I meant what I said. About trying to grow a tree.
Right now, on the condiments rack of my fridge, there are six neatly labelled clear plastic bags, each containing a handful of different tree seeds. Meanwhile, in my north-facing back garden, in an assortment of cracked, tagged and colour-coded pots, lies another batch of seeds. These ones have been mixed together with compost and sharp sand and covered with mesh to protect them from hungry birds and rodents.
All these seeds are undergoing a process known as cold stratification. Tree seeds are programmed to germinate in the spring because they would not survive if they sprouted in wintertime. The idea of stratification is to simulate the effects of a cold winter to give the seeds a better chance of producing roots and shoots when the weather turns warmer. I’m using two different stratification methods (fridge and north-facing outdoor wall) to hedge my bets. It’s all about patience, as some of my seeds may require two winters before they can be persuaded to show signs of life.
If my efforts are rewarded, and I get some tree seedlings, I will sow them in milk cartons on my windowsill and eventually donate them to Haringey Council for planting in local parks and school grounds.
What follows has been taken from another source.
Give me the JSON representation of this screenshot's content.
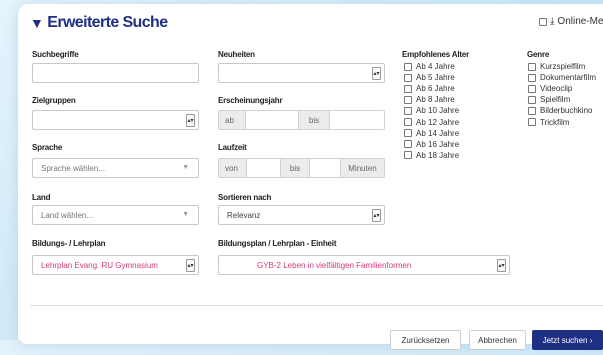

I collected my seeds a few weeks back during a guided walk around my nearest local park, Downhills Park in Tottenham, with Tottenham Trees – a new community group and a branch of the Tree Charter. We had been inspired by The Tree Council’s annual autumn festival, Seed Gathering Season, to gather the seeds of native trees with a view to growing them into the trees of the future. Collecting local was essential because baby trees have a better chance of reaching maturity if they have been grown from the seeds of trees thriving in local conditions.
The squirrels had beaten us to the acorns but we came away with an impressive hoard nonetheless:
Beech, hawthorn, field maple, hornbeam, alder, alder buckthorn (no relation), silver birch, wild service tree and spindle
Some of these seeds I soaked in cold water for 24 hours before drying and placing them in the fridge. To prepare the berries for stratification I had to mimic what happens inside a bird’s digestive tract by extracting the pip from the flesh with a potato masher, a sieve or just my fingers. The alder buckthorn berries stained the most beautiful deep purple.
I haven’t done anything with my silver birch or alder cones yet – they’re stored away in a warm, dry cupboard, where with a bit of luck they will release their seeds naturally. Nor with my spindle pips as they need to be kept warm for a few months before chilling.
If all this sounds a little complicated, it isn’t really. Just a bit messy. Like baking a cake. Except I’m going to have to wait a few months to find out if I’ve got a good rise or not.
Wish me luck!
Top images courtesy of Noel from Tottenham Trees